**Required action**:
Of all the lines in the records below, copy only those that contain the string "DDCD".

————

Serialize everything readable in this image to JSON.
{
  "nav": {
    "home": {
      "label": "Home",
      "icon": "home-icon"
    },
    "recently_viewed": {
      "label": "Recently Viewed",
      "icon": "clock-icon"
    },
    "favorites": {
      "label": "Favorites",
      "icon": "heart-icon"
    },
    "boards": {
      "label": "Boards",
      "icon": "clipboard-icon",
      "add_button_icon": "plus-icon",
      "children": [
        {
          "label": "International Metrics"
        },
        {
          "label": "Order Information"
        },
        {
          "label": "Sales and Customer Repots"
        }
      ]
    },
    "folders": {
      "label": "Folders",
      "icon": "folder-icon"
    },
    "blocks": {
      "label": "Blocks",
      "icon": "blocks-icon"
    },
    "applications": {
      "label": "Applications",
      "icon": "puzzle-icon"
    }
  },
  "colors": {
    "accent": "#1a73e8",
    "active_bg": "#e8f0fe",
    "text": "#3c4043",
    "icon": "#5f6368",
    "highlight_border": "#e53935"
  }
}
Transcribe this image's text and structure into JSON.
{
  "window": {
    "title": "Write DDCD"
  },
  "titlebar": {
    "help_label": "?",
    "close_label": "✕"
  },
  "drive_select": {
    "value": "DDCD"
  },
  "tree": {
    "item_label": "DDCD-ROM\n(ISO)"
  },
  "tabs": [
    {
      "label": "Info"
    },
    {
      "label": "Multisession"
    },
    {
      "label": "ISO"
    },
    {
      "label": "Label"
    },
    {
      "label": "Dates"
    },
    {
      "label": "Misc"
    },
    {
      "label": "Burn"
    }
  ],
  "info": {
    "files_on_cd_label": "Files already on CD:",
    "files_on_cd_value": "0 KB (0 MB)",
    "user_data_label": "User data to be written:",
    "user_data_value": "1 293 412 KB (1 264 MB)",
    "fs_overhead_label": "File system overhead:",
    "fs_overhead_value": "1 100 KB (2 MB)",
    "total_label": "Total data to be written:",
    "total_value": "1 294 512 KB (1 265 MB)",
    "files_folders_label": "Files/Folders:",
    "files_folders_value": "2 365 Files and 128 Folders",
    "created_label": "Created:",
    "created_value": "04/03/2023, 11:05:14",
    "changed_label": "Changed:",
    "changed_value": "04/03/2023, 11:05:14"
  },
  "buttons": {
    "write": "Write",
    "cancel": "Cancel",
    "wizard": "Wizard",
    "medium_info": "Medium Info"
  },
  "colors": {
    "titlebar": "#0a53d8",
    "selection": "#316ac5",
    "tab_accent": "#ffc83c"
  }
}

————

**Result**:
    "title": "Write DDCD"
    "value": "DDCD"
    "item_label": "DDCD-ROM\n(ISO)"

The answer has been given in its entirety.